Low Fuel Efficiency
Fuel injectors that are malfunctioning and not providing precise timing information can lead to inefficient fuel pumping into the engine, which can result in the vehicle losing power and using more gasoline. A malfunctioning CKP sensor can be indicated if you find that the vehicle uses more gas when traveling the same distance.
9 Easy Steps to Replace Crankshaft Position Sensor
Although it is a rather intricate piece of machinery, you shouldn’t be afraid to replace the crankshaft position sensor yourself, even though you might be scared. You can repair your crankshaft sensor on your own if you have the necessary equipment, a solid set of instructions, and a little work.
If you choose to replace the crank sensor yourself as opposed to having it repaired by a third party, the cost of the replacement will be significantly lower because you will only be paying for the parts and not the work.

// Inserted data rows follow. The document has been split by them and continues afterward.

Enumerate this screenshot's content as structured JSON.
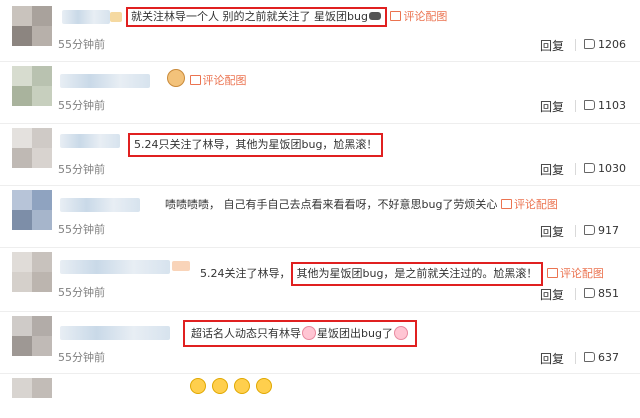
{
  "labels": {
    "reply": "回复",
    "pic": "评论配图"
  },
  "comments": [
    {
      "text": "就关注林导一个人 别的之前就关注了 星饭团bug",
      "time": "55分钟前",
      "likes": "1206"
    },
    {
      "text": "",
      "time": "55分钟前",
      "likes": "1103"
    },
    {
      "text": "5.24只关注了林导，其他为星饭团bug，尬黑滚！",
      "time": "55分钟前",
      "likes": "1030"
    },
    {
      "text": "啧啧啧啧， 自己有手自己去点看来看看呀，不好意思bug了劳烦关心",
      "time": "55分钟前",
      "likes": "917"
    },
    {
      "text_pre": "5.24关注了林导，",
      "text_box": "其他为星饭团bug，是之前就关注过的。尬黑滚！",
      "time": "55分钟前",
      "likes": "851"
    },
    {
      "text_a": "超话名人动态只有林导",
      "text_b": "星饭团出bug了",
      "time": "55分钟前",
      "likes": "637"
    }
  ],
  "colors": {
    "highlight_border": "#e02020",
    "link": "#eb7350",
    "time": "#808080"
  },
  "icons": [
    "thumbs-up-icon",
    "image-icon",
    "pig-emoji",
    "cat-emoji",
    "smile-emoji"
  ]
}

Since different cars have different kinds of sensors, you should find instructions tailored to your particular model. Having said that, there are still a lot of components involved in crankshaft sensor replacement. Here are some broad guidelines that should help you understand the procedure relatively well.
Now, let’s delve into the steps involved in the removal of the crankshaft position sensor :

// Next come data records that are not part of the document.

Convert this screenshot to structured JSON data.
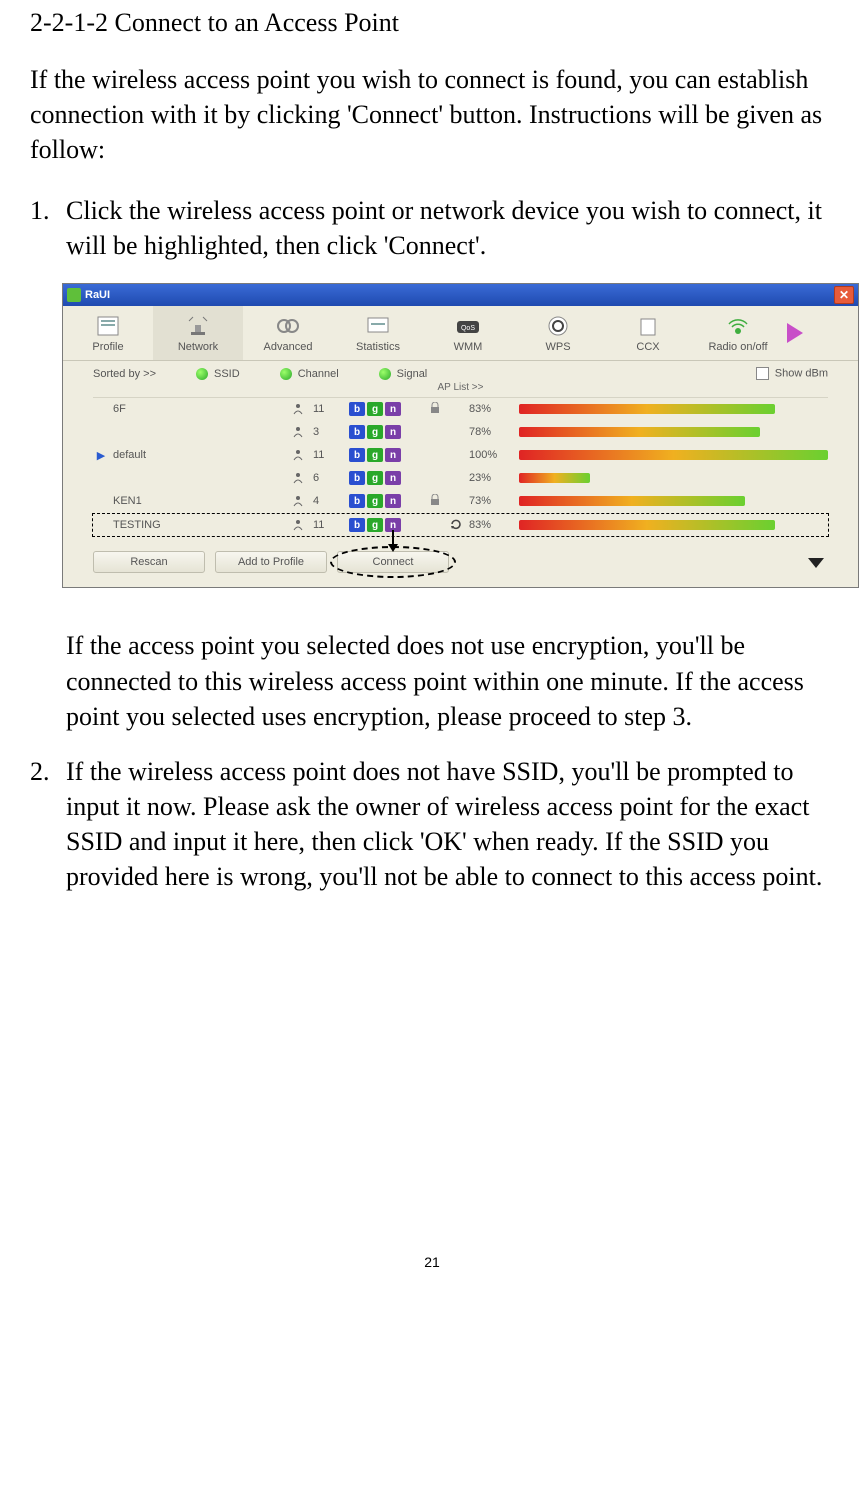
{
  "doc": {
    "heading": "2-2-1-2 Connect to an Access Point",
    "intro": "If the wireless access point you wish to connect is found, you can establish connection with it by clicking 'Connect' button. Instructions will be given as follow:",
    "step1_num": "1.",
    "step1_text": "Click the wireless access point or network device you wish to connect, it will be highlighted, then click 'Connect'.",
    "after_shot": "If the access point you selected does not use encryption, you'll be connected to this wireless access point within one minute. If the access point you selected uses encryption, please proceed to step 3.",
    "step2_num": "2.",
    "step2_text": "If the wireless access point does not have SSID, you'll be prompted to input it now. Please ask the owner of wireless access point for the exact SSID and input it here, then click 'OK' when ready. If the SSID you provided here is wrong, you'll not be able to connect to this access point.",
    "page_number": "21"
  },
  "window": {
    "title": "RaUI",
    "tabs": {
      "profile": "Profile",
      "network": "Network",
      "advanced": "Advanced",
      "statistics": "Statistics",
      "wmm": "WMM",
      "wps": "WPS",
      "ccx": "CCX",
      "radio": "Radio on/off"
    },
    "sort": {
      "sorted_by": "Sorted by >>",
      "ssid": "SSID",
      "channel": "Channel",
      "signal": "Signal",
      "show_dbm": "Show dBm",
      "ap_list": "AP List >>"
    },
    "rows": [
      {
        "ssid": "6F",
        "ch": "11",
        "lock": true,
        "refresh": false,
        "pct": "83%",
        "sig": 83
      },
      {
        "ssid": "",
        "ch": "3",
        "lock": false,
        "refresh": false,
        "pct": "78%",
        "sig": 78
      },
      {
        "ssid": "default",
        "ch": "11",
        "lock": false,
        "refresh": false,
        "pct": "100%",
        "sig": 100,
        "marker": true
      },
      {
        "ssid": "",
        "ch": "6",
        "lock": false,
        "refresh": false,
        "pct": "23%",
        "sig": 23
      },
      {
        "ssid": "KEN1",
        "ch": "4",
        "lock": true,
        "refresh": false,
        "pct": "73%",
        "sig": 73
      },
      {
        "ssid": "TESTING",
        "ch": "11",
        "lock": false,
        "refresh": true,
        "pct": "83%",
        "sig": 83,
        "selected": true
      }
    ],
    "buttons": {
      "rescan": "Rescan",
      "add_to_profile": "Add to Profile",
      "connect": "Connect"
    }
  }
}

1. Prioritize Safety: Disconnect the Battery
Begin the crankshaft position sensor replacement by ensuring safety; disconnect the negative battery cable.
2. Pinpoint the Sensor’s Location

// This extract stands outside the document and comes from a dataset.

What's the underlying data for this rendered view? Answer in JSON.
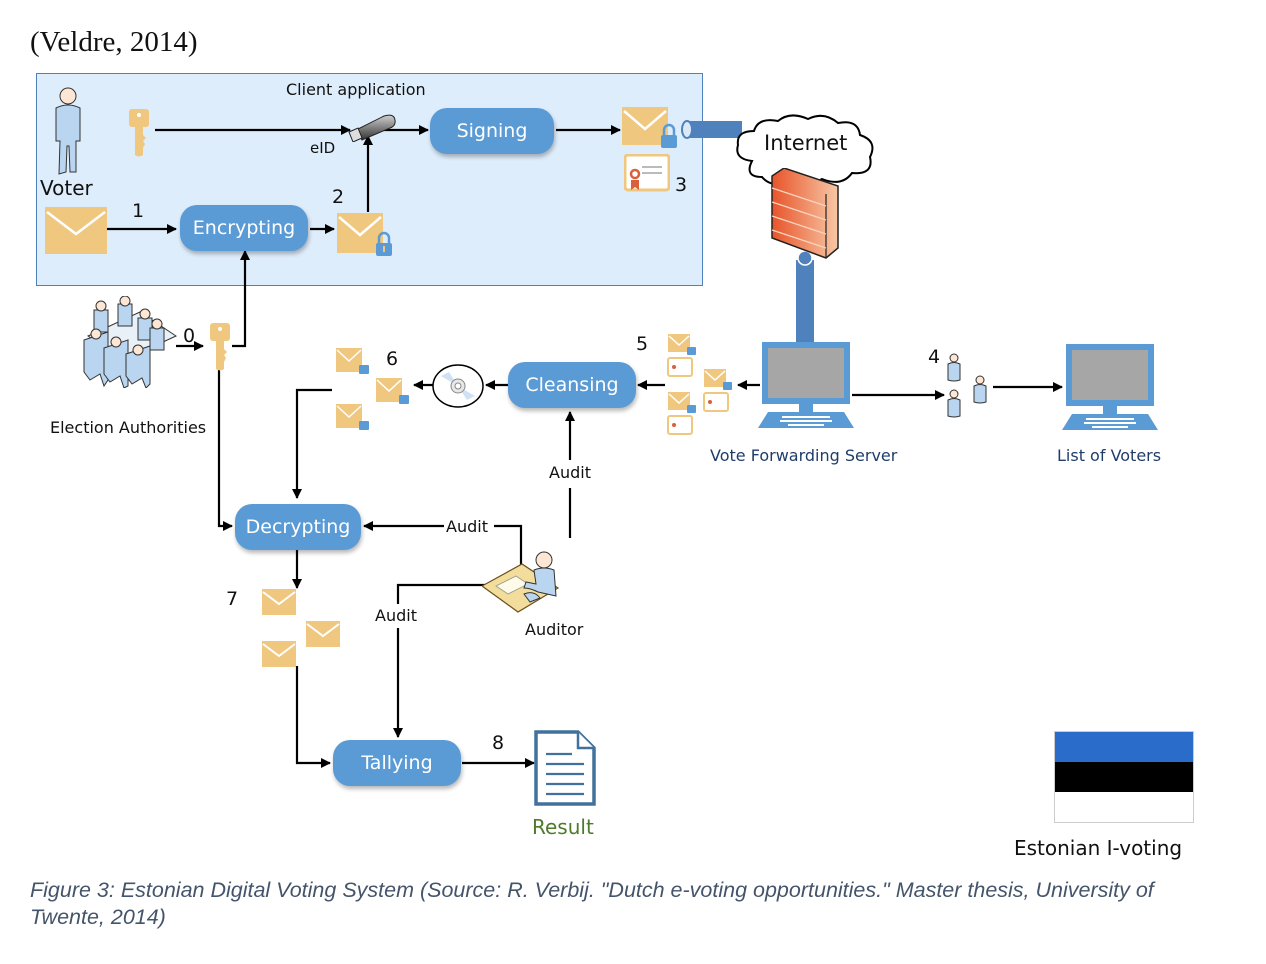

Identify the crankshaft position sensor, commonly situated on the engine’s front in the timing cover or on the transmission bell cover.
3. Clear the Path
Remove any hindering components, such as the serpentine belt, crankshaft pulley, or starter motor, depending on where the sensor is located.
4. Identify Wiring Configuration
Recognize the three wires (input, output, and ground) on the sensor. Take precautions by documenting positions through a photo, diagram, or labeling.
5. Securely Disconnect Wires
Ensure a safe disconnection of wires from the sensor.
6. Extract the Sensor
Unfasten the sensor using one or two bolts, then gently pull it out. Exercise caution, and consider using a door panel clip removal tool if needed.
The following steps offer a general framework for completing the replacement process.
7. New Sensor Installation
Attach the wires in the same sequence as the old sensor, position the new sensor, and secure it using the mounting bolt.
8. Reinstall Removed Components
Restore any parts removed to reach the sensor.
9. Verify Wiring
If the engine doesn’t start post-replacement, confirm the correct wiring of the sensor.
While the exact steps can differ between cars, these guidelines offer a broad understanding of the replacement process.
What happens when a crankshaft sensor goes bad?
A crankshaft position sensor that malfunctions will not be able to communicate with your car’s computer. Your spark plugs will burn out if this signal totally fails, which will prevent you from starting your car.
What does the crankshaft position sensor do?
Determining the crank’s position and/or rotational speed (RPM) is the functional goal of the crankshaft position sensor. Engine Control Units regulate variables like fuel injection and ignition timing based on the data sent by the sensor.
What is the working principle of the crankshaft position sensor?
It sends the value of how many teeth on the crankshaft have passed the sensor to the ECU, which uses it to calculate the crankshaft’s position during its 360-degree turn.
The engine’s conductor, the crankshaft position sensor, controls essential operations like fuel injection and ignition timing. Symptoms including poor fuel efficiency, rough running, and check engine light alerts can indicate problems with this sensor.
Prioritizing safety, locating the sensor, removing obstructions, comprehending wiring, and cautious extraction are essential procedures when changing the sensor. Reconnecting wires and replacing removed components are part of the next installation process.